Accentuate the positive; disconnect the negative
There comes a time in every car battery's life when the old pep just isn't around anymore. No matter how many times you jump-start your car or recharge the battery, your headlights continue to dim, and the odds that you'll hear the dreaded empty "click" when you turn the ignition key continue to rise. But changing a car's battery is a simple process. We'll explain how to get from removal to disposal to replacement in no time--so your car can get the new juice it needs.
Before you begin

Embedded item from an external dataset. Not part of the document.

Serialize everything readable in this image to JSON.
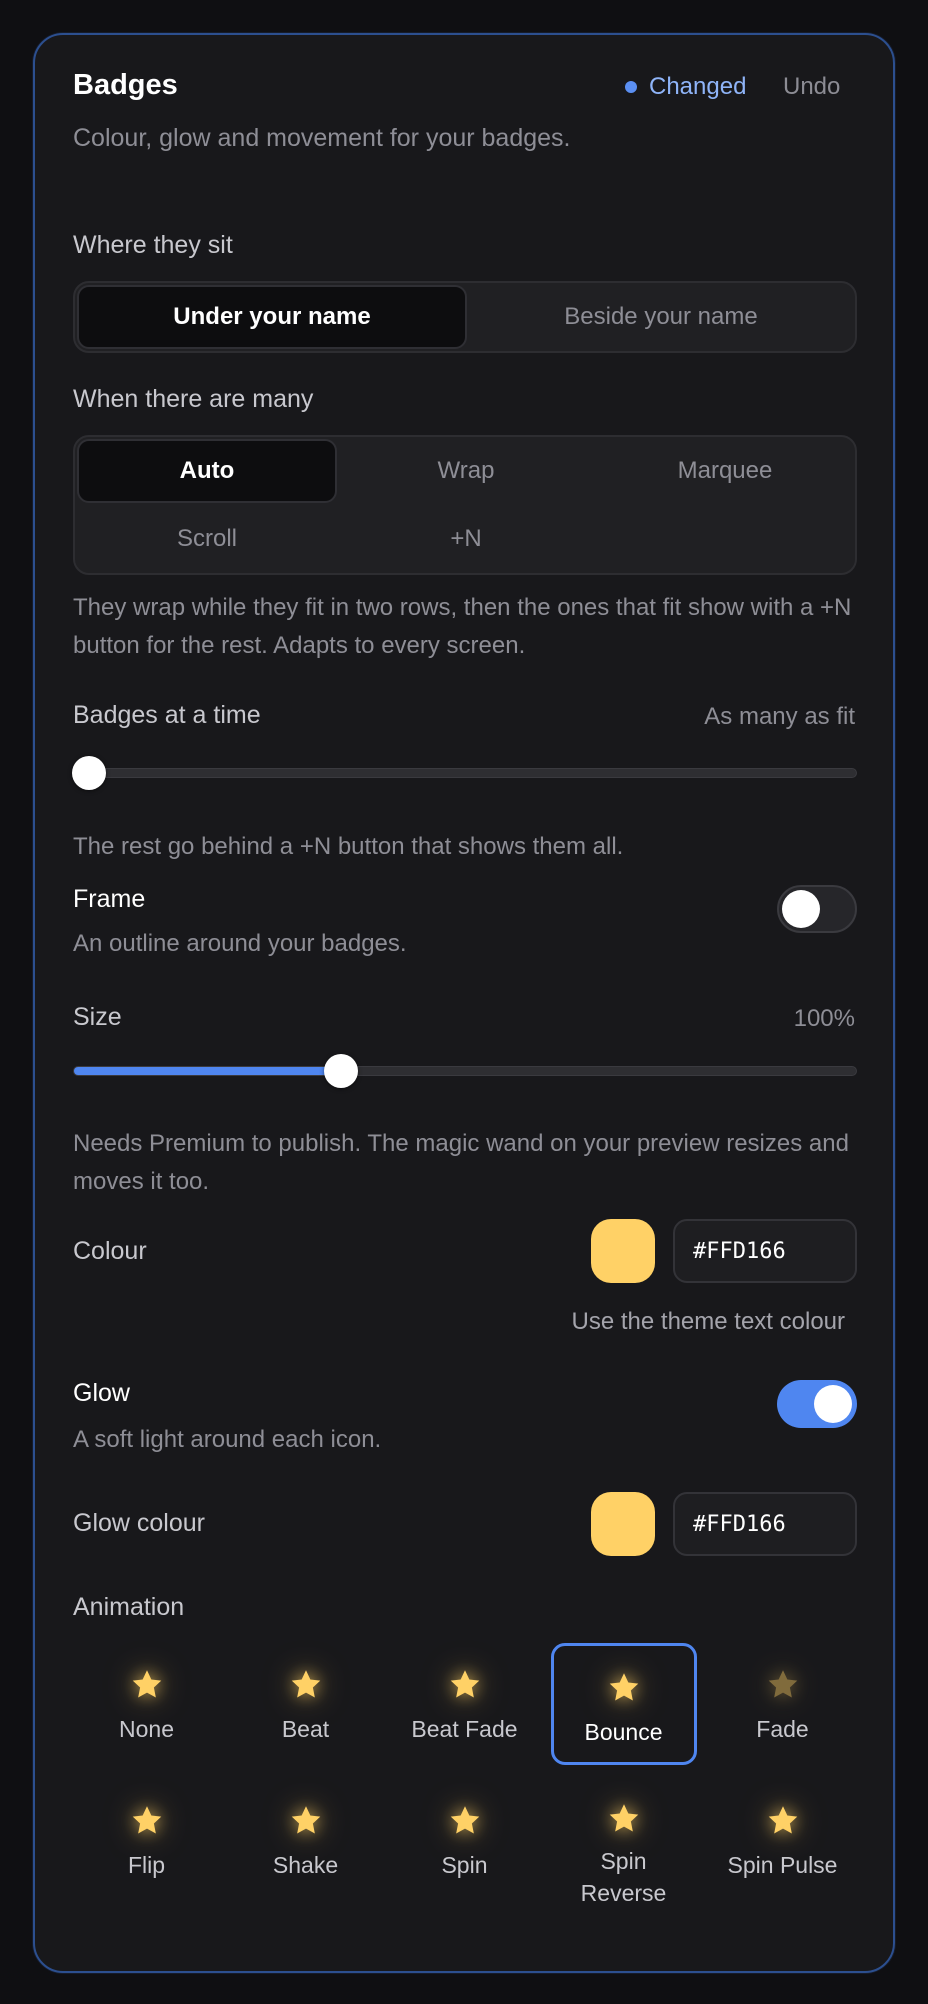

Always exercise caution when dealing with car batteries. The danger isn't just electricity; batteries contain a sulfuric acid electrolyte solution, which is highly corrosive and produces a flammable gas. So turn the engine off, work in a well-ventilated area (like outside), and use protective eyewear and gloves (especially if your battery is more than five years old).

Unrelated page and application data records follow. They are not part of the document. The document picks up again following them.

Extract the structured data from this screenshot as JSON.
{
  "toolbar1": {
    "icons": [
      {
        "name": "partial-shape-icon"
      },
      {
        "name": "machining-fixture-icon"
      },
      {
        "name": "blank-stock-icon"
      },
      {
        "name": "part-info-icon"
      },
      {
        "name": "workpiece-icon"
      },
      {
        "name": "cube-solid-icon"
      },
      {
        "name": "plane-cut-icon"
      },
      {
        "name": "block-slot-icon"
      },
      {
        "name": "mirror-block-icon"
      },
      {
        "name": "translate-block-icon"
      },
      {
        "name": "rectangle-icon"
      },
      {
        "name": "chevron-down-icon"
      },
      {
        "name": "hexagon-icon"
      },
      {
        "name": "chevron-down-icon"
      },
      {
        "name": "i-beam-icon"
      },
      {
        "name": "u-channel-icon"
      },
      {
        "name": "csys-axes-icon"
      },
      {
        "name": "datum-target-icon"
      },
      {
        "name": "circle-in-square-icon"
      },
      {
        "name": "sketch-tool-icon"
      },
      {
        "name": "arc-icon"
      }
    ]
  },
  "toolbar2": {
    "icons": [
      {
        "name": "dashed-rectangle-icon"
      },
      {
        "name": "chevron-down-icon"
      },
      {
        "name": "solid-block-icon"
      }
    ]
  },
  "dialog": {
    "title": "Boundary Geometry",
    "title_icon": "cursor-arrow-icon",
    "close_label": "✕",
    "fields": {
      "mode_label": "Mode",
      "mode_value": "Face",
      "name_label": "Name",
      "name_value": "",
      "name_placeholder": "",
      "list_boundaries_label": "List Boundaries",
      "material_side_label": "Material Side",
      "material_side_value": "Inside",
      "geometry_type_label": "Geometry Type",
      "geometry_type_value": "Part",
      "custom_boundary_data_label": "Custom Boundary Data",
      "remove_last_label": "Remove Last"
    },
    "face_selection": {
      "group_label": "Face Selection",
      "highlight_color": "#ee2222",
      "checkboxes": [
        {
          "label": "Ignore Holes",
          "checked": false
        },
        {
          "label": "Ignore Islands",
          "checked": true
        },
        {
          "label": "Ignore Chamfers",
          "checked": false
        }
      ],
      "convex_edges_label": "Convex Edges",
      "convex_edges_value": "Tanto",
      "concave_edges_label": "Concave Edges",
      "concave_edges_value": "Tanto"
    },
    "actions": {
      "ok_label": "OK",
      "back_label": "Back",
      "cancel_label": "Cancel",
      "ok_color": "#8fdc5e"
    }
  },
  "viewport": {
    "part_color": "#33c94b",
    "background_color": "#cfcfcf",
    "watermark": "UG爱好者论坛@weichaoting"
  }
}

While a leak is highly unlikely, you may want to keep a box of baking soda on hand to spread over possible spills. Also, a battery is heavy (30 to 60 pounds, or 13.5 to 27 kilos), and you'll be bending into your engine area to remove and replace it. If you have back trouble, you may want some help with this part of the job.